Know your worth

The Jacoby Cameron team have been offering advisory services since 1998, but arriving at a suitable pricing structure didn’t happen overnight. Before long, they realised they had underestimated how much it was actually costing them to deliver advice.

“At one stage, in some cases we were pricing our services at 50 per cent of what they were costing us,” White said. “So the first thing we did was look carefully at how long we were really spending on every task. Then, we were able to work out a price for each piece of work accordingly.”

By tracking how long it was taking them to complete each part of the advice process, the team were able to better estimate their timing for future jobs — and their pricing — more accurately. It has also meant they can explain their pricing system to clients more easily.

“Some of our clients have questions about our pricing or want to know how it’s changed,” said White. “Now we can clearly show what we’re doing for their money and how we’ve arrived at that price.”


Explain the value

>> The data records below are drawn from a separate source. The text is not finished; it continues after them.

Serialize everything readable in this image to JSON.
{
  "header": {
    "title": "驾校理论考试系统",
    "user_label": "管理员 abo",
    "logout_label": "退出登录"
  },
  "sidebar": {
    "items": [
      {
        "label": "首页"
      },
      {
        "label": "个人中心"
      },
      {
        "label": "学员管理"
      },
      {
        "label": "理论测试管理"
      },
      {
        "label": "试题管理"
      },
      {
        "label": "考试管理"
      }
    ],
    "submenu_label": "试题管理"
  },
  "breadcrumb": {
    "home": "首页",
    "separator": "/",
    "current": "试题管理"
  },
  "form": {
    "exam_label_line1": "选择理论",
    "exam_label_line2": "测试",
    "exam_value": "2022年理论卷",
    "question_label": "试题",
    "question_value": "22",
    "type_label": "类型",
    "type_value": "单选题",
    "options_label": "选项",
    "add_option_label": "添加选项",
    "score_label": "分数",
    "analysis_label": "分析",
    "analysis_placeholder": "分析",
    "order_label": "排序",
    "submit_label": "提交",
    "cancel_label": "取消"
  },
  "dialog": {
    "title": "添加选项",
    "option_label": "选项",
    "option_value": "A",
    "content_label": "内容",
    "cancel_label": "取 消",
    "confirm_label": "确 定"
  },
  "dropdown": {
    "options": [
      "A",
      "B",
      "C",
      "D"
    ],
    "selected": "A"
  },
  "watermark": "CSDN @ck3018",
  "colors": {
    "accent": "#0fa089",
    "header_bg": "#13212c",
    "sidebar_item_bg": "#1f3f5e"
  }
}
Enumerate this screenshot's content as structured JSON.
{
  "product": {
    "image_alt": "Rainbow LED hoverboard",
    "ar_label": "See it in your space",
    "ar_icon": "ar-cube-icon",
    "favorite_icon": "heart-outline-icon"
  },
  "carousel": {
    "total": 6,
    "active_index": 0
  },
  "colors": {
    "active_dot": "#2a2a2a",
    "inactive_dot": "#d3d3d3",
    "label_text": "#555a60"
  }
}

For firms offering their accounting clients financial advice for the first time, the pricing conversation can be smoother if the client understands the potential benefits they’ll gain.

“The first thing we discuss with clients is the different between tax advice and financial advice,” White said. “Since we’re already familiar with our clients’ financial position and they trust us, the next logical step is for us to advise them on things like their investments and insurance.”

Educating clients also means ensuring they understand what the advice process actually involves.

White explained: “Some SMSF clients think our role is just to put together a portfolio of shares or managed funds for them — but we help them realise it's much more than that. For example, our advice might be around changing their cash strategy so they can better manage things like fees and pension payments.”


Look after your business

According to White, when clients realise how much work goes into the advice they receive, they feel more comfortable about their fees they’re being charged.

“We’re not interested in being the cheapest — we want to give quality advice,” White commented. “So it’s important that we can talk through what they’ll need to pay to achieve the outcomes they’re looking for.”

Of course, if you do need to adjust your pricing, some clients might not be so understanding — regardless of whether you can justify the price increase. White says that in those cases, you might need to let the client go.

“For legacy clients who were originally paying very low fees, it was challenging to start charging them more — even though their fees now more accurately reflect the value they’re gaining from the advice,” he admitted.

“We explained to those clients the time factor involved, and stood firm with our new pricing. Not everyone was happy with that and, unfortunately, some clients moved on. But we knew it was ultimately the right decision for our business. We’re now comfortable that we’re delivering quality advice and being adequately rewarded for our time, effort, and the care we provide to our clients.”